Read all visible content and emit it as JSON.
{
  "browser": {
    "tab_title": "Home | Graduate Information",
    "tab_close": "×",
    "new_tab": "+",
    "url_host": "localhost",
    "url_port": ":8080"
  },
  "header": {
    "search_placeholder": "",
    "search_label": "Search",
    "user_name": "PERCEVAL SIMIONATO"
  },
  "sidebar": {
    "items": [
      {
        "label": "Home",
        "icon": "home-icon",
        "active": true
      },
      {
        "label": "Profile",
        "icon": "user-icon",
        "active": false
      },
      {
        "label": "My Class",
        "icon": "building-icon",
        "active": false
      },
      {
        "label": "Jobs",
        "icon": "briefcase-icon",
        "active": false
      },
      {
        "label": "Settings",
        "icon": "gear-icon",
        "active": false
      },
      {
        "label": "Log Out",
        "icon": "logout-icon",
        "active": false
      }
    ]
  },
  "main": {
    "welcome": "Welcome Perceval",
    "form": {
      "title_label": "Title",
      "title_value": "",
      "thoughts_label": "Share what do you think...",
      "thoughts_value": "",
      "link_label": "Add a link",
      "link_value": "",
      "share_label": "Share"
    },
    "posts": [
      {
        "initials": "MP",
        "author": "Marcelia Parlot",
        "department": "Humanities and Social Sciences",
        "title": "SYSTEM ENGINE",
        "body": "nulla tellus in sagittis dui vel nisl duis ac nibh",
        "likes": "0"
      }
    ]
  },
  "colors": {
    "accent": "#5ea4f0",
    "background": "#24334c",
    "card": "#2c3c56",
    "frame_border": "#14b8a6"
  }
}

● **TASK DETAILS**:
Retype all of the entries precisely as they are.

● **SOLUTION FOR THIS PROBLEM**:
Read all visible content and emit it as JSON.
{
  "browser": {
    "tab_title": "Home | Graduate Information",
    "tab_close": "×",
    "new_tab": "+",
    "url_host": "localhost",
    "url_port": ":8080"
  },
  "header": {
    "search_placeholder": "",
    "search_label": "Search",
    "user_name": "PERCEVAL SIMIONATO"
  },
  "sidebar": {
    "items": [
      {
        "label": "Home",
        "icon": "home-icon",
        "active": true
      },
      {
        "label": "Profile",
        "icon": "user-icon",
        "active": false
      },
      {
        "label": "My Class",
        "icon": "building-icon",
        "active": false
      },
      {
        "label": "Jobs",
        "icon": "briefcase-icon",
        "active": false
      },
      {
        "label": "Settings",
        "icon": "gear-icon",
        "active": false
      },
      {
        "label": "Log Out",
        "icon": "logout-icon",
        "active": false
      }
    ]
  },
  "main": {
    "welcome": "Welcome Perceval",
    "form": {
      "title_label": "Title",
      "title_value": "",
      "thoughts_label": "Share what do you think...",
      "thoughts_value": "",
      "link_label": "Add a link",
      "link_value": "",
      "share_label": "Share"
    },
    "posts": [
      {
        "initials": "MP",
        "author": "Marcelia Parlot",
        "department": "Humanities and Social Sciences",
        "title": "SYSTEM ENGINE",
        "body": "nulla tellus in sagittis dui vel nisl duis ac nibh",
        "likes": "0"
      }
    ]
  },
  "colors": {
    "accent": "#5ea4f0",
    "background": "#24334c",
    "card": "#2c3c56",
    "frame_border": "#14b8a6"
  }
}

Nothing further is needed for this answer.